- **RECORDS SUPPLIED**

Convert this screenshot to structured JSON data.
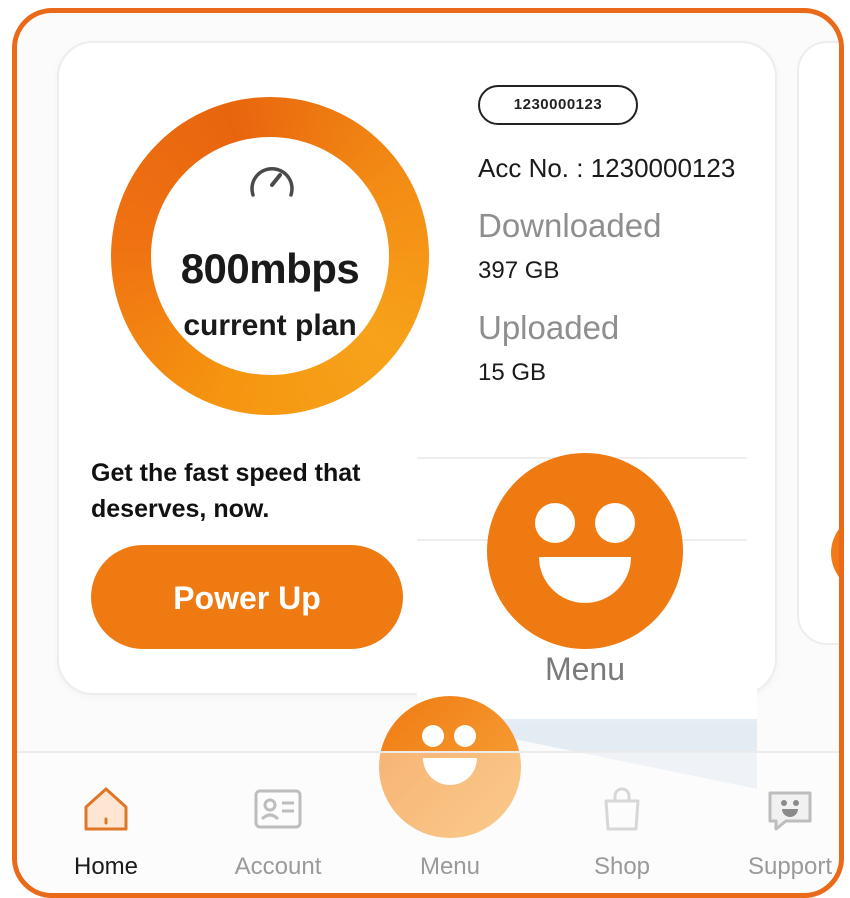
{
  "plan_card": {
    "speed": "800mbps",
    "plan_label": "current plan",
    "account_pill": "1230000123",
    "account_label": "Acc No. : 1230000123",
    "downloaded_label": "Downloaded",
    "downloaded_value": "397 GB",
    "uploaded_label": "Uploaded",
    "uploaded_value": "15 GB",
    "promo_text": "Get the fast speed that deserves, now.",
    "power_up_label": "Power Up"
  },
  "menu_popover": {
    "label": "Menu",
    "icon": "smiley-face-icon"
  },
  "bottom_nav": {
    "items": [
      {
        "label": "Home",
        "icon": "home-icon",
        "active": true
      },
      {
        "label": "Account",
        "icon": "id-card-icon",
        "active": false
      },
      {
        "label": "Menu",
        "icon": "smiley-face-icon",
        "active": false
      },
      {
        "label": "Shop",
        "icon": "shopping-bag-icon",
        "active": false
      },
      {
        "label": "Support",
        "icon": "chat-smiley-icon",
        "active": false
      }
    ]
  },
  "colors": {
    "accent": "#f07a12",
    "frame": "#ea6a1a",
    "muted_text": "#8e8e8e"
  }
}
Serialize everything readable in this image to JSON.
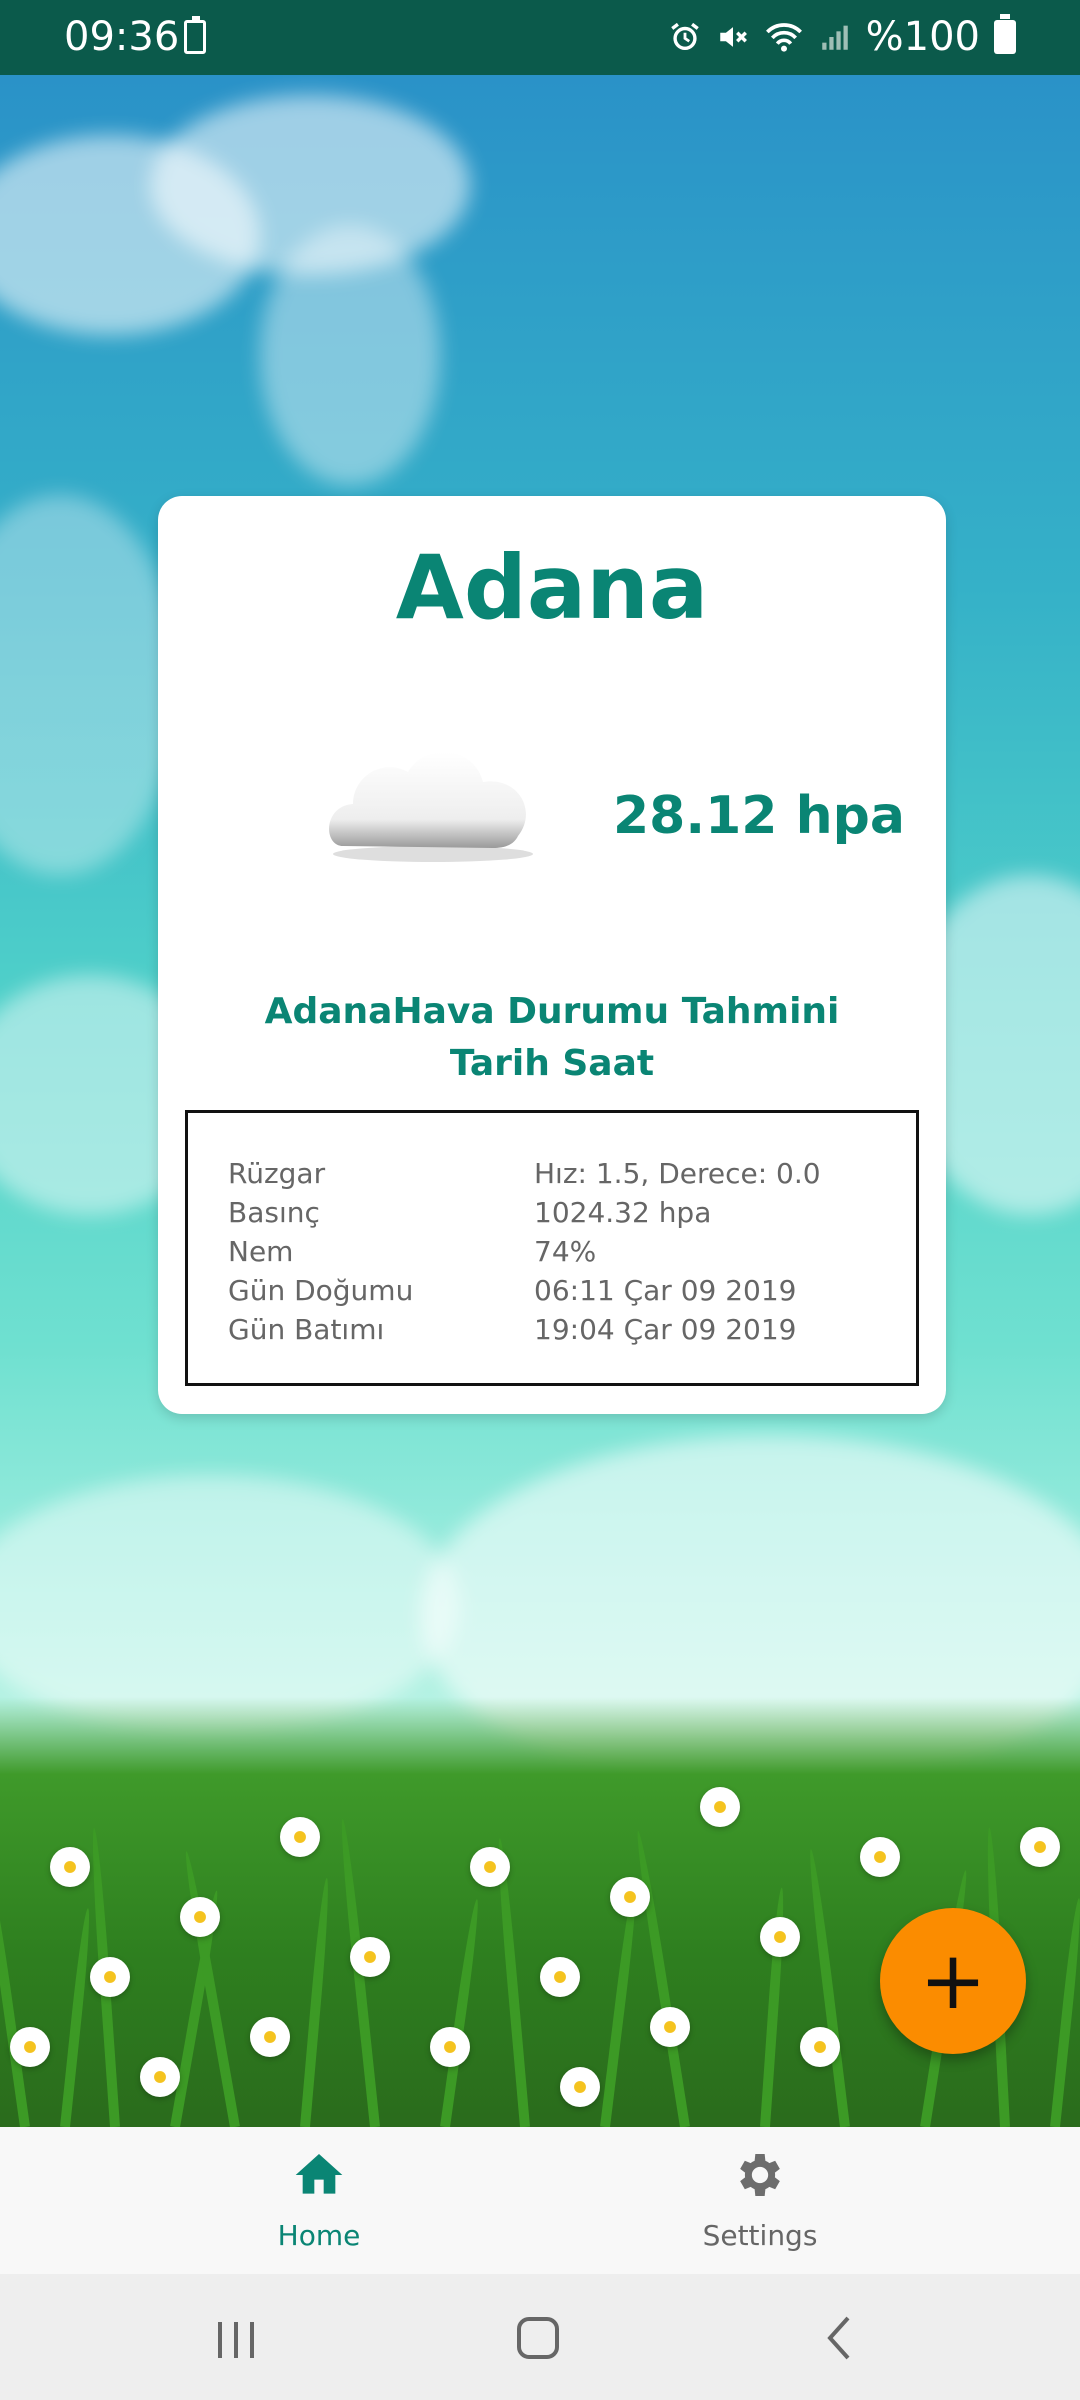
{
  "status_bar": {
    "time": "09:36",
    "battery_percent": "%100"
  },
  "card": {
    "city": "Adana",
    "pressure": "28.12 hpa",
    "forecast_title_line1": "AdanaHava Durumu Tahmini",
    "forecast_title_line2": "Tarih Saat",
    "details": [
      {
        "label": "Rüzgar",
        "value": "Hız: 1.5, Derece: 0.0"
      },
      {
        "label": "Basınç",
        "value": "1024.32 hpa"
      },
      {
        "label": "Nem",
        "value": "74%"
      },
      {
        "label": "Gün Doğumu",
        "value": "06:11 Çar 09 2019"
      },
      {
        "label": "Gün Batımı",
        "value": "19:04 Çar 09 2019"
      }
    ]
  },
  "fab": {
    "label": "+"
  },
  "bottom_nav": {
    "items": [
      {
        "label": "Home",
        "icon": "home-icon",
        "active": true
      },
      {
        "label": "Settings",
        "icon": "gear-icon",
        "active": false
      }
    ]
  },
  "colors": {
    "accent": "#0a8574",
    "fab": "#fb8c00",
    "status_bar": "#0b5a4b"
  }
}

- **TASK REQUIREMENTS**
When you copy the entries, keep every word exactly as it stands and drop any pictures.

- **THE COMPLETED TASK**
Convert this screenshot to structured JSON data.
{
  "plan_card": {
    "speed": "800mbps",
    "plan_label": "current plan",
    "account_pill": "1230000123",
    "account_label": "Acc No. : 1230000123",
    "downloaded_label": "Downloaded",
    "downloaded_value": "397 GB",
    "uploaded_label": "Uploaded",
    "uploaded_value": "15 GB",
    "promo_text": "Get the fast speed that deserves, now.",
    "power_up_label": "Power Up"
  },
  "menu_popover": {
    "label": "Menu",
    "icon": "smiley-face-icon"
  },
  "bottom_nav": {
    "items": [
      {
        "label": "Home",
        "icon": "home-icon",
        "active": true
      },
      {
        "label": "Account",
        "icon": "id-card-icon",
        "active": false
      },
      {
        "label": "Menu",
        "icon": "smiley-face-icon",
        "active": false
      },
      {
        "label": "Shop",
        "icon": "shopping-bag-icon",
        "active": false
      },
      {
        "label": "Support",
        "icon": "chat-smiley-icon",
        "active": false
      }
    ]
  },
  "colors": {
    "accent": "#f07a12",
    "frame": "#ea6a1a",
    "muted_text": "#8e8e8e"
  }
}
Serialize everything readable in this image to JSON.
{
  "status_bar": {
    "time": "09:36",
    "battery_percent": "%100"
  },
  "card": {
    "city": "Adana",
    "pressure": "28.12 hpa",
    "forecast_title_line1": "AdanaHava Durumu Tahmini",
    "forecast_title_line2": "Tarih Saat",
    "details": [
      {
        "label": "Rüzgar",
        "value": "Hız: 1.5, Derece: 0.0"
      },
      {
        "label": "Basınç",
        "value": "1024.32 hpa"
      },
      {
        "label": "Nem",
        "value": "74%"
      },
      {
        "label": "Gün Doğumu",
        "value": "06:11 Çar 09 2019"
      },
      {
        "label": "Gün Batımı",
        "value": "19:04 Çar 09 2019"
      }
    ]
  },
  "fab": {
    "label": "+"
  },
  "bottom_nav": {
    "items": [
      {
        "label": "Home",
        "icon": "home-icon",
        "active": true
      },
      {
        "label": "Settings",
        "icon": "gear-icon",
        "active": false
      }
    ]
  },
  "colors": {
    "accent": "#0a8574",
    "fab": "#fb8c00",
    "status_bar": "#0b5a4b"
  }
}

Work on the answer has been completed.